GARDAI are continuing the hunt for the killers of Daniel Gaynor who was gunned down in front of his young children at the weekend.
As the inquiry into the latest gangland hit continues, a fuller picture of the victim, who was linked to several deaths around the city, has emerged.
Hot-tempered hitman Gaynor had been amassing so many enemies it was only a matter of time before he was shot, according to sources.
Gaynor (25) was suspected of involvement in at least four murders and had a serious reputation for violent and erratic behaviour.
The gun for hire was just seven years of age when his father was shot dead by gardai during a botched raid on the Tara Post Office in Dunshaughlin, Co Meath.
Gaynor grew up with little regard for the law and died by the gun.
He was murdered by a lone gunman who shot him three times, once fatally in the neck, as he and his family walked along St Helena's Road in Finglas, just metres from his partner's house, at 6.50pm.
Gardai discovered the murder weapon and investigations are continuing but numerous lines of enquiry and possible motives for the killing are emerging because of Gaynor's violent past.
Gaynor seemed destined for a life of crime from an early age and had been convicted of his first serious offence by the age of 19.
In 2004, Gaynor was given a six-year sentence for firing a gunshot through the window of the house of another teenager because he was owed €100.
Gaynor was tried and convicted of witness intimidation in relation to the same case in 2006.
The court heard that the intimidation of the 62-year-old female victim was so severe that a witness protection programme was "immediately" arranged for her.
Gaynor told her that her son's days were numbered and made a gesture of a shotgun to his head.
In November 2007, he received an 18-month sentence after he was caught with cocaine and diazepam during a 2005 appearance at Dublin District Court.
Gaynor should have been behind bars at the time of his death.
In March, he was jailed for three months for repeatedly punching a man he blamed for attacking his brother.
Judge David McHugh suspended the sentence for a year but it was set to have been reactivated last month when Gaynor was brought before the courts for public order offences, but he walked free from the courts pending an appeal of that decision which will never be heard.

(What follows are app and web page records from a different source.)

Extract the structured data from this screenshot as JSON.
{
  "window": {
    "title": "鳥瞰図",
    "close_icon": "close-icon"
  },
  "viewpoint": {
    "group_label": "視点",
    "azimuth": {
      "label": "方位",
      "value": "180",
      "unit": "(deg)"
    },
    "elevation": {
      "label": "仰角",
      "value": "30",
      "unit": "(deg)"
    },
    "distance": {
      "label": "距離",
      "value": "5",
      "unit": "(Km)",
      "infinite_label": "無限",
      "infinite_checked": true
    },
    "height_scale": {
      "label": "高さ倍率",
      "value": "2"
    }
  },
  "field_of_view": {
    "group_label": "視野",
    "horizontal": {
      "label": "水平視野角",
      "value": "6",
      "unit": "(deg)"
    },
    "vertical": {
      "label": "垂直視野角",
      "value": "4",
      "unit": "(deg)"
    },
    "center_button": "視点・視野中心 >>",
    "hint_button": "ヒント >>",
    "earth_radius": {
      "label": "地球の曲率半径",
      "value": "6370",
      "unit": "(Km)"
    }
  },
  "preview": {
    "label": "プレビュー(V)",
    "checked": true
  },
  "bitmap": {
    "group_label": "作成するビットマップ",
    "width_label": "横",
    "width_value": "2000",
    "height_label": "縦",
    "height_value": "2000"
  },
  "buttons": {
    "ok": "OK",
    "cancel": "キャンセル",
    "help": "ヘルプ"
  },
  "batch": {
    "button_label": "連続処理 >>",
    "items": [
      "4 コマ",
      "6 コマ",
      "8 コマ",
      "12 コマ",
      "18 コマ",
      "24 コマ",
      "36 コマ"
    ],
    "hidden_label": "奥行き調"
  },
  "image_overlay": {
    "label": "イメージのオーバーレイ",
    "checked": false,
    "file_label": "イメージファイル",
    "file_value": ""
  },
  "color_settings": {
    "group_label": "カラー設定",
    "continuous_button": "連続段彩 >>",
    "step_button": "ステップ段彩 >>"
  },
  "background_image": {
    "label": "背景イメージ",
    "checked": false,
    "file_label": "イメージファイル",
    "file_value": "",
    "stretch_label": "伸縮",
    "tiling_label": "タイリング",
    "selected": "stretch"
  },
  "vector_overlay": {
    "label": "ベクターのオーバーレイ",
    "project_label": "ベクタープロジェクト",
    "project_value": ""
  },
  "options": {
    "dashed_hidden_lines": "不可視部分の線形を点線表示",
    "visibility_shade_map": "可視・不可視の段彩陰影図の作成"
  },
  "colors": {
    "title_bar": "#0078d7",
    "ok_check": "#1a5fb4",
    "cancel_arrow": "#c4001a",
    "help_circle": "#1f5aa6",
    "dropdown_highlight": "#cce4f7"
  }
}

Gaynor's involvement in crime evolved into the more sinister world of being a gun-for-hire after his release from prison in 2008.
He was a leading suspect in at least three murders and was interviewed by gardai on a number of occasions.
Gaynor was the main suspect in the shooting of postman Robert Delany in 2008.
The shooting left innocent Robert (28), also a father of two children, in a vegetative state in hospital needing 24-hour care.
Gaynor (25) and another Finglas man are believed to have been recruited as thugs-for-hire to carry out the attack on the innocent father-of-two because he had intervened in a pub row.
Unknown to Delany, one of the men involved in the fight he broke up was the son of a Republican figure, based in Dublin, who vowed revenge.
Weeks later, Delany was blasted in the head with a shotgun when he looked out of his apartment window in Tallaght's Russell Rise.
Gaynor was also questioned over the knife murder of Maurice Martin in Finglas in June 2009.
The 21-year-old was stabbed to death in a fight following a party. He then staggered along a pavement before collapsing on a grass verge at the junction of Cardiffsbridge Road and Tolka Valley Road.
Gaynor was also a leading suspect in the murder of Jason Egan (23) who was shot dead in Parlickstown in October of last year. Mr Egan (23) was closing his family's Centrepoint newsagent on the corner of Ladyswell Road, in Mulhuddart, when he was shot at least four times in the chest by a lone gunman.
Detectives are investigating whether the motive for Gaynor's murder was his suspected involvement in the shooting dead of, Colm 'Collie' Owens an associate of Eamonn 'The Don' Dunne.
Owens (34), was shot eight times in the head and body at the Corn Store animal feed warehouse, where he worked, in the Grove industrial estate, Dubber Cross, Finglas.